Hannah writes with real wit and a rich vein of Northern humour underpins several of the stories, perhaps the best example of which can be found in the tale that gives the collection its title. The Fantastic Book of Everybody’s Secrets follows the dubious enthusiasms of a thwarted writer reduced to sorting dirty linen in a hotel in Loughborough while constructing ever more fanciful plans for her future as a best-selling author. Frustratingly, this story, like a couple of others in the collection, doesn’t really progress anywhere, leaving the heroine – and the reader – in a state of agitated limbo. 

The same fate awaits the heroine in The Tub, which was otherwise my favourite story in the book, about a woman (Joanna) who is "between mates" and rendered immobile by her own imagination. I was reminded of Daphne du Maurier’s heroine in Rebecca, and half-wished someone would give Joanna a good shake to get her out of The Tub and back into life. 
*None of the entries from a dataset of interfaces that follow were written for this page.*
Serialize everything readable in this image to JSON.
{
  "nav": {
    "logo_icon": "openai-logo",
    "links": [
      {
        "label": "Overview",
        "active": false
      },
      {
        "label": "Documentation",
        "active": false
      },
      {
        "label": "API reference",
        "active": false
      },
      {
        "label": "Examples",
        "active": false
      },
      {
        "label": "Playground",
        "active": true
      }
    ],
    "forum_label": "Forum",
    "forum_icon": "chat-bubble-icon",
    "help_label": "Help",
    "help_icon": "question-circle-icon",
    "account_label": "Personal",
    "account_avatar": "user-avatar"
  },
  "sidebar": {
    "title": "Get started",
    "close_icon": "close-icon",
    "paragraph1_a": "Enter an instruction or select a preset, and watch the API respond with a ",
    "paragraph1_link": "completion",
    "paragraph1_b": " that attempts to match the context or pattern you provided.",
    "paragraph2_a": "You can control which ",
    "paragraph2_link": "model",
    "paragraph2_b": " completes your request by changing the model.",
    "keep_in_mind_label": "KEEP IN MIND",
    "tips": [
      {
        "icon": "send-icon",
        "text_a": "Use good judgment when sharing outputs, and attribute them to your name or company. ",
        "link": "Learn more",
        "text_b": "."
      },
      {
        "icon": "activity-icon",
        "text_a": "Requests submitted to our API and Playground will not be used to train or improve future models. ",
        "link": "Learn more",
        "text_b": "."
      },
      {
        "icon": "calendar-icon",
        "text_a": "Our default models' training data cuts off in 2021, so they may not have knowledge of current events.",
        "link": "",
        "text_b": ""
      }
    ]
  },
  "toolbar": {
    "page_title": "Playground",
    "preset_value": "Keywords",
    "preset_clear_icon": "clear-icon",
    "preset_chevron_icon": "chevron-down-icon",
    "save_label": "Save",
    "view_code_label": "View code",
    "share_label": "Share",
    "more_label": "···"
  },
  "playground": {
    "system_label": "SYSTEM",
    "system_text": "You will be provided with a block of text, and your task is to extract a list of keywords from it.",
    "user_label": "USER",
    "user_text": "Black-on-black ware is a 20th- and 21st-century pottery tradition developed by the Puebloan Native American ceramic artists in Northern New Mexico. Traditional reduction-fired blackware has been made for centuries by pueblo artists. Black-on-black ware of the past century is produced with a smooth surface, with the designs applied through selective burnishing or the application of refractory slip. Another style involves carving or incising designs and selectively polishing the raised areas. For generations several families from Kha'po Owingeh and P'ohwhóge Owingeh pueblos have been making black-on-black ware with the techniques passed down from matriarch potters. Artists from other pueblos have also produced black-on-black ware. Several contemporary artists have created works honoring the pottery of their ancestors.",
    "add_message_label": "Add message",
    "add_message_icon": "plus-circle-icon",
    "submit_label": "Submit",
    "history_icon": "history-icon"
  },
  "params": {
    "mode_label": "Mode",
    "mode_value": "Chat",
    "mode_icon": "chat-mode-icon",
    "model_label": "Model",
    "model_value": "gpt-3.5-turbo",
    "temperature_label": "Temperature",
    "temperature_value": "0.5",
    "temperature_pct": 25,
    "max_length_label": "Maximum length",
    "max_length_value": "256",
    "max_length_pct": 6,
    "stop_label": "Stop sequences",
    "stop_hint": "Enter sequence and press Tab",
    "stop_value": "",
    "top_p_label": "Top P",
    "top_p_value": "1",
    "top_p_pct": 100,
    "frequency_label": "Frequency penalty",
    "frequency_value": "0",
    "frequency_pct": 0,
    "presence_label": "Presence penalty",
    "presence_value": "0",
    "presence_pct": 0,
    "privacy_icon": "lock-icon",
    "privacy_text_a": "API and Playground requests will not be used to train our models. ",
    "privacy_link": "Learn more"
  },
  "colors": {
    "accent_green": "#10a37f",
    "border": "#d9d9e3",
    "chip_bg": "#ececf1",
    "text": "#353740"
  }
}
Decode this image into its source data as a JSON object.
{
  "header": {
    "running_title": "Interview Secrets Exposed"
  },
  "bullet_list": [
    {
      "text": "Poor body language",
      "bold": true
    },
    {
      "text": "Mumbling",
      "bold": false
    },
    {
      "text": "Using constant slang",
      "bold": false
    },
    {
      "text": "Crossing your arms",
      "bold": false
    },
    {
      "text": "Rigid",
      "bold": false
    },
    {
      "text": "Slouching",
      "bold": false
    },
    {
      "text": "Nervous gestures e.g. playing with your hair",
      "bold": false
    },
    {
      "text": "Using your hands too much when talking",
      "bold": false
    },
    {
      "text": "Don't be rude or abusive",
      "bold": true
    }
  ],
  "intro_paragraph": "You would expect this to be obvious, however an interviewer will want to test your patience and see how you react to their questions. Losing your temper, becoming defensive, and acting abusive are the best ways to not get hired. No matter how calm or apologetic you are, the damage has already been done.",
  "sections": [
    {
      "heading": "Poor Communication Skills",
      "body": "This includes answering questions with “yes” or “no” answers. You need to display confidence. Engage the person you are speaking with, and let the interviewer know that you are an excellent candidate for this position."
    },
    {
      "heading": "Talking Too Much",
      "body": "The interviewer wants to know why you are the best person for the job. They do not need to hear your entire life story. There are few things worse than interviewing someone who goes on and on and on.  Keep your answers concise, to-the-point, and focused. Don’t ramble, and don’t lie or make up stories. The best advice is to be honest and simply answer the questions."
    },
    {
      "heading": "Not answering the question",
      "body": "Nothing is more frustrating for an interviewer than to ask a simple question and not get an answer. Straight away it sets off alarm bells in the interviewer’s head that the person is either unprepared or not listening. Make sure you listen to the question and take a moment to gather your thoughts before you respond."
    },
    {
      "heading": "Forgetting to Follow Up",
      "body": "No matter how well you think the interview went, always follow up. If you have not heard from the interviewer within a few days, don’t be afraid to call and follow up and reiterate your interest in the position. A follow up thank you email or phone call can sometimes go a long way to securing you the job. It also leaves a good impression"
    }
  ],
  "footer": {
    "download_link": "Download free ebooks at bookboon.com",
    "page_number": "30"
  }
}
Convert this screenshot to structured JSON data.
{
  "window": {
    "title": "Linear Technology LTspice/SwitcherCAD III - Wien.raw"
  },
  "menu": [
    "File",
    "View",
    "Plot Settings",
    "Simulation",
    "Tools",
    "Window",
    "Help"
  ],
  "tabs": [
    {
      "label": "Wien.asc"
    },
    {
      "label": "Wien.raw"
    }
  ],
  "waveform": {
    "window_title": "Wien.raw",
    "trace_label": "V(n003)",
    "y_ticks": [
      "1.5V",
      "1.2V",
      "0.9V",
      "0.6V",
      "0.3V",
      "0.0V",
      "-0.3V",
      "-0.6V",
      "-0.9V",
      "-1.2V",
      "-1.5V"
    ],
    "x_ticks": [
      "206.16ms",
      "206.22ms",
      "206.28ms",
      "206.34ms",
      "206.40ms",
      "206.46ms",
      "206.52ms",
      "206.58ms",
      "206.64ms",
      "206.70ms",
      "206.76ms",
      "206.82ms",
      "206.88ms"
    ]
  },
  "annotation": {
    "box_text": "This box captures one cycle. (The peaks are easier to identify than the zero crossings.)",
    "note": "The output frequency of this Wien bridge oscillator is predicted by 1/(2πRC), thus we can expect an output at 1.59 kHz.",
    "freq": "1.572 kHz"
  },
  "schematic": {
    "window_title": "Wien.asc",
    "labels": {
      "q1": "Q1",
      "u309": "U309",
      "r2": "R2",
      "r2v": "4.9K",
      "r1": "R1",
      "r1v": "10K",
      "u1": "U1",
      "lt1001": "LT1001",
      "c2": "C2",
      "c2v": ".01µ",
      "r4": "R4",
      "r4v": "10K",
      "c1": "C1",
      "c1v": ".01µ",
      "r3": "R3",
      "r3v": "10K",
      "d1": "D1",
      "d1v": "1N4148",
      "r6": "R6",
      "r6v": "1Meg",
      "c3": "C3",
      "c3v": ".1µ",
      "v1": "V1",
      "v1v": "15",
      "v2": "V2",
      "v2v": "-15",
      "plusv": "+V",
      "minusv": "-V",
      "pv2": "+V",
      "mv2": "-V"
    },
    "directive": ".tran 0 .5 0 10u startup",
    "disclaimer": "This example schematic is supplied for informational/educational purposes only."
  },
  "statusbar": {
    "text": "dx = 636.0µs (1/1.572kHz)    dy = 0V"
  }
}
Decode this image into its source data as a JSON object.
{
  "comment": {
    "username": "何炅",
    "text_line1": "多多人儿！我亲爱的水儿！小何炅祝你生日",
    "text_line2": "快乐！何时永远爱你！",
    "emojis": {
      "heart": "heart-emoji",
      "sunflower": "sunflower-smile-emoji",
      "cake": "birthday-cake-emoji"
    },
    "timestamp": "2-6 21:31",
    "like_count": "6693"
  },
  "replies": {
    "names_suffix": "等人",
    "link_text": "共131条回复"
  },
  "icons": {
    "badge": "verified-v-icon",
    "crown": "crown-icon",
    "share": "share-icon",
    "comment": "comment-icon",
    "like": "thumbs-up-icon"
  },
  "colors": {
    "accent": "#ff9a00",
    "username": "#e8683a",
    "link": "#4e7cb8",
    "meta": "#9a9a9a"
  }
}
The stories I enjoyed most were those with strong denouements and a pay-off for the reader. The Octopus Nest, which won the du Maurier prize, was an excellent example of this. And you couldn’t ask for a more definitive ending than that to The Most Enlightened Person I’ve Ever Met. By contrast, the subtle pathos of Twelve Noon was the perfect showcase for Hannah’s compassionate rendering of life’s flotsam and jetsam, delivering its ageing heroine to the brink of a despair which hints at mental collapse and devastation. This was one instance where I was happy to be left wondering What Happened Next.

Sarah Hilary is thrilled to be part of the 2008 Crime Writers’ Association anthology, MO: Crimes of Practice, which will feature her story, One Last Pick Up. She won the Fish Historical-Crime Contest with Fall River, August 1892. Her story, The Eyam Stones, was runner-up in the Historical Contest. Both stories will be published in the Fish anthology 2008. Sarah lives in the Cotswolds with her husband and daughter, where she is writing a series of crime novels set in London and L.A. 

Sarah's other Short Reviews: Katherine Mansfield "The Collected Stories"   

Muriel Spark "The Complete Short Stories"   

"I.D. Crimes of Identity" anthology

Susan DiPlacido "American Cool" 

  

  
 













PublisherSort Of Books

Publication Date: 2008

Paperback/Hardback? Paperback

First collection?Yes

Awards: Her  story The Octopus Nest won in the Daphne Du Maurier Festival Short Story Competition 2004.

Author bio: Sophie Hannah writes crime fiction and poetry. Her psychological thrillers have sold close to 200,000 copies in the UK alone. Little Face was long listed for the Theakston’s Old Peculiar Crime Novel of the Year Award, and has been long listed for the IMPAC Award. 

Read an interview with Sophie Hannah

If you liked this book you might also like....

Daphne Du Maurier  "Don't Look Now and Other Stories"

What other reviewers thought:

The Times

BookSlut

The Independent

Library Thing